Sometimes repairs are difficult to detect. Examining an object under ultraviolet radiation will reveal adhesives, paints, or fills that are not part of the original ceramic. This should be done by a conservator familiar with the procedure. Some old repairs are interesting historically. Metal rivets were commonly used to hold pieces together, especially on objects that were used even though broken (e.g. large platters, decorative plaques). If the rivets are iron or copper, the pottery may be stained by metal corrosion. Do not remove the rivets unless they have come apart and are not holding the pieces firmly together, or are seriously disfiguring the object. Rivets or wires may be difficult to remove. Consult a conservator for advice.
Ceramic and glass objects require the same type of clean, environmentally controlled conditions as other objects in a museum collection. However, because ceramics and glass can be more easily broken than other materials, storage and display areas must be organized to minimize handling. Museum personnel should be discouraged from mending pottery unless they are fully aware of the nature of the ceramic and the materials used for repair, and have the skill to do the job.
Chemical cleaning, repair, and restoration should be left to a specialist (what type of specialist? conservator?).
Polyethylene foam sheeting:
Drugstores, liquor stores
Brill, R. "Crizzling — A Problem in Glass Conservation," Conservation in Archaeology and the Applied Arts. International Institute for Conservation (1975), pp. 121-134.
Buys, Susan and Victoria Oakley. The Conservation and Restoration of Ceramics. London: Butterworths, 1993.
Hodges, Henry W. Artifacts: An Introduction to Primitive Technology. New York: F.A. Praeger, 1964.
Leach, Bernard. A Potter's Book. London: Faber, 1976.
Lins, P. Andrew. "Ceramics and Glass Conservation: Preventive Measures," Museum News, vol. 55, no. 3 (1977), pp. 5-9.
Newton, Roy and Sandra Davison. The Conservation of Glass. London: Butterworths, 1989.
Rhodes, Daniel. Clay and Glazes of the Potter. Philadelphia: Chelton Book Co., 1973.
Rottenberg, Barbara Lang. Care and Display of Glass Collections. American Association for State and Local History, Technical Leaflet 127, 1980.
Shepard, Anna O. Ceramics for the Archaeologist. Washington: Carnegie Institute of Washington, 1974.
Thompson, John M.A., et al., eds. Manual of Curatorship, A Guide to Museum Practice. London: Butterworths, 1984.
by Charlotte Newton and Judy Logan

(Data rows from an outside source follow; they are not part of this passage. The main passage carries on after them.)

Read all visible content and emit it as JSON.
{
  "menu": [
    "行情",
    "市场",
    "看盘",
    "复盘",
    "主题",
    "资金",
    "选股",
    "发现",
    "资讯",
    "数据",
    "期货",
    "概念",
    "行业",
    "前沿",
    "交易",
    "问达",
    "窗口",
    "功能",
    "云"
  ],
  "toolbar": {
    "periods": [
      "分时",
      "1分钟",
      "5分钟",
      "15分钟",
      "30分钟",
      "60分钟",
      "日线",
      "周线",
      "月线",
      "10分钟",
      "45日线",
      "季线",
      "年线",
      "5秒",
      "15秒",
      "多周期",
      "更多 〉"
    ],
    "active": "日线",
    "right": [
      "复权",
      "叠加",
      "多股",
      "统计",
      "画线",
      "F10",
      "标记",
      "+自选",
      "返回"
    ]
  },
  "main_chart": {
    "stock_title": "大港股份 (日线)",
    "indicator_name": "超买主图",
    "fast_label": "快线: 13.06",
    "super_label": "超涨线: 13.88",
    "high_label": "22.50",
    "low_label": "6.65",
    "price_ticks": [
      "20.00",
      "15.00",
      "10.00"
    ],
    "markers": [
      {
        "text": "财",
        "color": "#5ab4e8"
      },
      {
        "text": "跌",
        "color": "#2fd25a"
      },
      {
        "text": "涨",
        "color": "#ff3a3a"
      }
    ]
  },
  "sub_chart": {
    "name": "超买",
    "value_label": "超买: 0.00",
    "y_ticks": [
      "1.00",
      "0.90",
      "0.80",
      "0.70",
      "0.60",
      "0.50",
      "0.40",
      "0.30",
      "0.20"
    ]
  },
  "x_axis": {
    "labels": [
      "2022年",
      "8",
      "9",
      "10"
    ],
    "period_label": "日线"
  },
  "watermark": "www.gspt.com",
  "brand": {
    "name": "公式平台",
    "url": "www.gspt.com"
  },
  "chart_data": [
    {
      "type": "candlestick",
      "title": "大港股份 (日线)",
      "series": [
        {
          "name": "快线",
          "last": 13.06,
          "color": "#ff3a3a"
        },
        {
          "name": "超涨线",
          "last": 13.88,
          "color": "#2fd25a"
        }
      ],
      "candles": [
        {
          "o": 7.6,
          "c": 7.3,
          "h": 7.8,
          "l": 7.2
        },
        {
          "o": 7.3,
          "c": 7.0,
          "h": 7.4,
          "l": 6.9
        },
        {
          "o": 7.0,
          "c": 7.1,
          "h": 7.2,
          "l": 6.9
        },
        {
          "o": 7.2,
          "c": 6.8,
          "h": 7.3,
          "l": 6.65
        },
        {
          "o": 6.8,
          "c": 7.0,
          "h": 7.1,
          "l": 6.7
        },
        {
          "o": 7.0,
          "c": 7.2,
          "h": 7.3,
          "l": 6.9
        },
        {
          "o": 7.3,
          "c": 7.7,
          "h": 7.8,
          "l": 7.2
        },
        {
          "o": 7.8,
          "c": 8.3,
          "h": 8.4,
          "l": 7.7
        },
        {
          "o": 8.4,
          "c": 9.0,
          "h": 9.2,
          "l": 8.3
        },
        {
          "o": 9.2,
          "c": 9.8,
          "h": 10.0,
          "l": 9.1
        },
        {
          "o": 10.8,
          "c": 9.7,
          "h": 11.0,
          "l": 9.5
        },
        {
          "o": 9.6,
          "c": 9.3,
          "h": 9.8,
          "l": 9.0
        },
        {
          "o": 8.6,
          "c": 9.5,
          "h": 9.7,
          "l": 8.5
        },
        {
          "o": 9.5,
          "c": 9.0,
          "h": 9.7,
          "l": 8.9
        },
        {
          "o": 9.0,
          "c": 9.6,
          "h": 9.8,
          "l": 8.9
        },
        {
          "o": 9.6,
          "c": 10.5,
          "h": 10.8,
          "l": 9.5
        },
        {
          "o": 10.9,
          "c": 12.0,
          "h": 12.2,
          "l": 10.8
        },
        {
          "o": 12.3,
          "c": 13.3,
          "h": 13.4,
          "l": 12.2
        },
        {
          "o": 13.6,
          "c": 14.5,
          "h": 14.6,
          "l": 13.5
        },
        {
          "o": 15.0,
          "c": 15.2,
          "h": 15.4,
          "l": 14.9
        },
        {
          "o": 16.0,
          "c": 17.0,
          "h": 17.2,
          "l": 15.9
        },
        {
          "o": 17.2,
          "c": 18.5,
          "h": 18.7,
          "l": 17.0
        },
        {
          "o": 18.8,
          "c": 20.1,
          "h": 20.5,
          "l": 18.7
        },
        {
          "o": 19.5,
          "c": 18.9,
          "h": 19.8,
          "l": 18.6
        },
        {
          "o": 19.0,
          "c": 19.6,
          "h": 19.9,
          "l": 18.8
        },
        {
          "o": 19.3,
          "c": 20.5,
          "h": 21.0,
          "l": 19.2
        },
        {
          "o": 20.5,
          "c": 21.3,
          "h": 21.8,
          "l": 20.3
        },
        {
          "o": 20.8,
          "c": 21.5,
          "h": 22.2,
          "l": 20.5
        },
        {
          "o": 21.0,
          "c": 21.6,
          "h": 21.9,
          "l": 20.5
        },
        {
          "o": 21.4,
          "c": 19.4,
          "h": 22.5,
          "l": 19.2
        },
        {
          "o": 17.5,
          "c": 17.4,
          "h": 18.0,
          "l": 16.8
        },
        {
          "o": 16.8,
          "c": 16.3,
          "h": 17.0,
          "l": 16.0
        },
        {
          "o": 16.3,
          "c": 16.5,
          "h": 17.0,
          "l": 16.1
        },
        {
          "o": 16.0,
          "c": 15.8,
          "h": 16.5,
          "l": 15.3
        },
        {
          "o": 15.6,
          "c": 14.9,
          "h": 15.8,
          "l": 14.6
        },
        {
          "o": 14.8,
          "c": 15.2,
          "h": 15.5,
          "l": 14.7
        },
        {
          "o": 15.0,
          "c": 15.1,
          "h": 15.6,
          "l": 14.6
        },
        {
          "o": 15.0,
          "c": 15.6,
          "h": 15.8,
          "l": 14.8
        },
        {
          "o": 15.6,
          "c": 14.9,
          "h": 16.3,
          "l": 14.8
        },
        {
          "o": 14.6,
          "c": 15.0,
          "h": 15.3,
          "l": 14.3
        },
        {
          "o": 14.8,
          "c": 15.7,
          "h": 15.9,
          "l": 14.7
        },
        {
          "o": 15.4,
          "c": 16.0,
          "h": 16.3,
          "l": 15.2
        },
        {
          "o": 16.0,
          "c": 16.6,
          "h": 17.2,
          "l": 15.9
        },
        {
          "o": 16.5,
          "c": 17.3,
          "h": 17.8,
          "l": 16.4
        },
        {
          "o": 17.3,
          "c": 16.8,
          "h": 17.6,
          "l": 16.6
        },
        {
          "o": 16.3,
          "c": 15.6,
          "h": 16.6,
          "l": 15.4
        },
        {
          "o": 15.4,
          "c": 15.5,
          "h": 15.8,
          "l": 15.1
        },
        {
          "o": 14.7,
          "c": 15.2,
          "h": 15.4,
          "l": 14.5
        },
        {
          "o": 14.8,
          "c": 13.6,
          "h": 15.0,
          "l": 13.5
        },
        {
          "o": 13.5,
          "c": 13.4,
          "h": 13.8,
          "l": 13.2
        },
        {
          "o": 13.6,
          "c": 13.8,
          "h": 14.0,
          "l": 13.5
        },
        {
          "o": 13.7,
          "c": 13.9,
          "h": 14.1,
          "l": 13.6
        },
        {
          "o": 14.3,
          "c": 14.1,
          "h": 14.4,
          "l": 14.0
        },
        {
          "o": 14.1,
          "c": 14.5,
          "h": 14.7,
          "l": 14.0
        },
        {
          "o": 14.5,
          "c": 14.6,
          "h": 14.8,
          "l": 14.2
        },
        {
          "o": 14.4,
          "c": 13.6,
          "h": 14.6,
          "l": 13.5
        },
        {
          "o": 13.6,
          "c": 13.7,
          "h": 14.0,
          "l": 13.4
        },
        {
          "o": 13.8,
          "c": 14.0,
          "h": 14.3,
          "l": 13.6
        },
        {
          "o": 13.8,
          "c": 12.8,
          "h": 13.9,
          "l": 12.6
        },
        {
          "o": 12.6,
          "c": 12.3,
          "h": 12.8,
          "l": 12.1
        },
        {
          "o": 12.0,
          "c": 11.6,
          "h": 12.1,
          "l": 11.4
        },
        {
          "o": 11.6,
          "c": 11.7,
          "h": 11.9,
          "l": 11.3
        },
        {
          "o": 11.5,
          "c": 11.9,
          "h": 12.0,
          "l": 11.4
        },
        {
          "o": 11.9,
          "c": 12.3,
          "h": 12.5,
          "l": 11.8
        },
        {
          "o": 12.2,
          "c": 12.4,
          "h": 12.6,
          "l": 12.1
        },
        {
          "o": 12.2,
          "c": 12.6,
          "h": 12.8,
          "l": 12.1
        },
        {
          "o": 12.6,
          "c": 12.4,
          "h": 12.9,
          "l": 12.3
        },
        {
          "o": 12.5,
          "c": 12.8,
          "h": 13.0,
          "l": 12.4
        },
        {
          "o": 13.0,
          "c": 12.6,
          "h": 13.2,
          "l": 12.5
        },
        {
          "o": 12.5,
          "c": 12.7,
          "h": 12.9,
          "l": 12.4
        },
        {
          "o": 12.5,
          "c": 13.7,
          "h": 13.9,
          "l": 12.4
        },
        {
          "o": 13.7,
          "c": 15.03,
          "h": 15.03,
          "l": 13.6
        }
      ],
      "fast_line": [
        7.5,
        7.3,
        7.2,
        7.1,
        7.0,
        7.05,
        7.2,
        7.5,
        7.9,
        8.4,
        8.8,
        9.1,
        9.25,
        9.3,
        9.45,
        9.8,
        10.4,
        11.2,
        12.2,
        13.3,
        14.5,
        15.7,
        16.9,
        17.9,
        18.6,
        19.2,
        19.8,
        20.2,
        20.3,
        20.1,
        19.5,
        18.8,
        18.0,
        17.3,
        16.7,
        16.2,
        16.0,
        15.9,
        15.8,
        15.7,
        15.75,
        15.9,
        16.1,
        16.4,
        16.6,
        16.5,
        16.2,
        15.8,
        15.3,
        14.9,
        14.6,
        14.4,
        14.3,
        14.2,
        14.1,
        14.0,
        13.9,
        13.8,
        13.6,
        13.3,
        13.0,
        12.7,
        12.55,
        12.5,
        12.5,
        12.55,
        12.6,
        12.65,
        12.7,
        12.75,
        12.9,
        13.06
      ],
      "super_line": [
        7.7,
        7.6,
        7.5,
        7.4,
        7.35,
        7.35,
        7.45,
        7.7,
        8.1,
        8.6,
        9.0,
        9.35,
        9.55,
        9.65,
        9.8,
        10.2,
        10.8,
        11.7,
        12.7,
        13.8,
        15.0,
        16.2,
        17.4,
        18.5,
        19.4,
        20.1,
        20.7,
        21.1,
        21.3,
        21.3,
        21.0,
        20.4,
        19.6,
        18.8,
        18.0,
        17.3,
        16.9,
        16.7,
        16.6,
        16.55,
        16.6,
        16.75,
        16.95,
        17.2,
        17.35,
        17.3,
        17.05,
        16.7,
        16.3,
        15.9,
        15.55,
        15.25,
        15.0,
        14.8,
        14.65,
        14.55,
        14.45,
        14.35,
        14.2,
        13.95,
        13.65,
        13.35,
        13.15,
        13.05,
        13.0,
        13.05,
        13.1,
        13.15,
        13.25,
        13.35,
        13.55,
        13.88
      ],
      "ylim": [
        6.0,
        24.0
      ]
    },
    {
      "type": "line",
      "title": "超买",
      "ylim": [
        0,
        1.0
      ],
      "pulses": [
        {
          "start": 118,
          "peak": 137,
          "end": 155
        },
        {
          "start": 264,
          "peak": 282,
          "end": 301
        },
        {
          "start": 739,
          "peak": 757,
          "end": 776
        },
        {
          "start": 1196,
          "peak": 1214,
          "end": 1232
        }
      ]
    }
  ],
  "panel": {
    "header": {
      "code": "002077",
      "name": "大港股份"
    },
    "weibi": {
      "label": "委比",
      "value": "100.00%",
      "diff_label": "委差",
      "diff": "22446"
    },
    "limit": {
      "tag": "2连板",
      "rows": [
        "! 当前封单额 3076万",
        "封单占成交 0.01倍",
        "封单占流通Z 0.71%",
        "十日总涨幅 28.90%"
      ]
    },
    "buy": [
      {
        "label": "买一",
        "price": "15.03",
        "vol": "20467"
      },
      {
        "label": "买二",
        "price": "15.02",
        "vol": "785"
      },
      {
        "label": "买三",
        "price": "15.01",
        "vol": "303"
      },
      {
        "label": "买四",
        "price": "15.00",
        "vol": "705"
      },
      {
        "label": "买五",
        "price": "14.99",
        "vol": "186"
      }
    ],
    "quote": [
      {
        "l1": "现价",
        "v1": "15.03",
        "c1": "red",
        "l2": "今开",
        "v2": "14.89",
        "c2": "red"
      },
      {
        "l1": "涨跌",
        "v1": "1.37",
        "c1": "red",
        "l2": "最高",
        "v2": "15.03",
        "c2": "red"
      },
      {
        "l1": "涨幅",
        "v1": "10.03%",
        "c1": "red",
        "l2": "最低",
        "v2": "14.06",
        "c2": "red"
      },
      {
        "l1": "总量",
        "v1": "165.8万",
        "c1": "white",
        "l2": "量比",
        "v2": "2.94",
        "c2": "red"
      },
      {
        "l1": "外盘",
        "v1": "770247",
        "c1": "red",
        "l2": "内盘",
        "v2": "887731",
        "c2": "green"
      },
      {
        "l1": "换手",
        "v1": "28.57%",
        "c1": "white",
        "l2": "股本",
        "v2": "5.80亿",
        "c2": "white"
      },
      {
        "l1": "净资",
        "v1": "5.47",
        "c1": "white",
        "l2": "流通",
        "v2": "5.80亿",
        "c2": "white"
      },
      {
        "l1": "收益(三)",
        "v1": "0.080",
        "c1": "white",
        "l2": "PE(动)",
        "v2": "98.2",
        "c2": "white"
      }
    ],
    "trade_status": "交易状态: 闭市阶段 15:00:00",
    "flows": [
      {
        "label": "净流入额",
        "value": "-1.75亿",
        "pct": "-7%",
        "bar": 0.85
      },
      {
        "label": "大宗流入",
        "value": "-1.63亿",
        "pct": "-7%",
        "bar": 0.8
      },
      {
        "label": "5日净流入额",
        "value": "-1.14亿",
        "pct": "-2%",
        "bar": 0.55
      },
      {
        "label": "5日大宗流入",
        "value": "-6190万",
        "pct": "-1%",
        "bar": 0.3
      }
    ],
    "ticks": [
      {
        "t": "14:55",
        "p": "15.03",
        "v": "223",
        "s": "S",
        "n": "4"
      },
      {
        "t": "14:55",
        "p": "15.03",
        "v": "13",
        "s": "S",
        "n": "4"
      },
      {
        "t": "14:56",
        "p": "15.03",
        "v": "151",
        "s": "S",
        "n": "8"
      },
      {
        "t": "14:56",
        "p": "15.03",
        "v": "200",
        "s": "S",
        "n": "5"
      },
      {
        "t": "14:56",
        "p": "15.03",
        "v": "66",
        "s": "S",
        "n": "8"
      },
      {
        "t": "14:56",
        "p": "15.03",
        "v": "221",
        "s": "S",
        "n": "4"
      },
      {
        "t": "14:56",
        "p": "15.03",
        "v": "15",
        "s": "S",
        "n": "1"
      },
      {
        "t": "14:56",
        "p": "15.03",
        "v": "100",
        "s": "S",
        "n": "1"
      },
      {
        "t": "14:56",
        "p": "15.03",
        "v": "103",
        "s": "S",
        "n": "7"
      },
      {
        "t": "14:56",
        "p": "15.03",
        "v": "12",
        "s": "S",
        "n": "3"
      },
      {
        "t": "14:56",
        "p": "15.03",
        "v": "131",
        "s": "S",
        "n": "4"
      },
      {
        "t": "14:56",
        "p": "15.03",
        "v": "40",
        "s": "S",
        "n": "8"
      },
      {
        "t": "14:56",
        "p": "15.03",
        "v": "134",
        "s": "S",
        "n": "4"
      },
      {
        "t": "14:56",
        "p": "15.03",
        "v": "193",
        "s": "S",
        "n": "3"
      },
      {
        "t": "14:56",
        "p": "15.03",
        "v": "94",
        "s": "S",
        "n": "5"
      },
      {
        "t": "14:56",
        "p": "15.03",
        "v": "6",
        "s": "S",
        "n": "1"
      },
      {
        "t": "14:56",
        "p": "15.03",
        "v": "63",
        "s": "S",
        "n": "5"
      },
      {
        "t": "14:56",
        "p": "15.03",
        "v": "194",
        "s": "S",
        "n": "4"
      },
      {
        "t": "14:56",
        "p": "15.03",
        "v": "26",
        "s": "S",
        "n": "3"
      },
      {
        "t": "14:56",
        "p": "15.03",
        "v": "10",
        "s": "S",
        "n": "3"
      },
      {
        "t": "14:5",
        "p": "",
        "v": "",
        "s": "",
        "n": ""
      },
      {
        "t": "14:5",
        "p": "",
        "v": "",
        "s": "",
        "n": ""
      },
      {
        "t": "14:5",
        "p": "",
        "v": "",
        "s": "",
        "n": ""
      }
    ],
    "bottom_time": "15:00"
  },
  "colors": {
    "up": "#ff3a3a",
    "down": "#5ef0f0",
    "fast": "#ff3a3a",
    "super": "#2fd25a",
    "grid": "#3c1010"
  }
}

Originally published 1990
Revised 1997, 2007
Copies also available in French.
Texte également publié en version française.
©Minister of Public Works and Government Services, Canada, 2007
Cat. No. NM95-57/5-1-2007E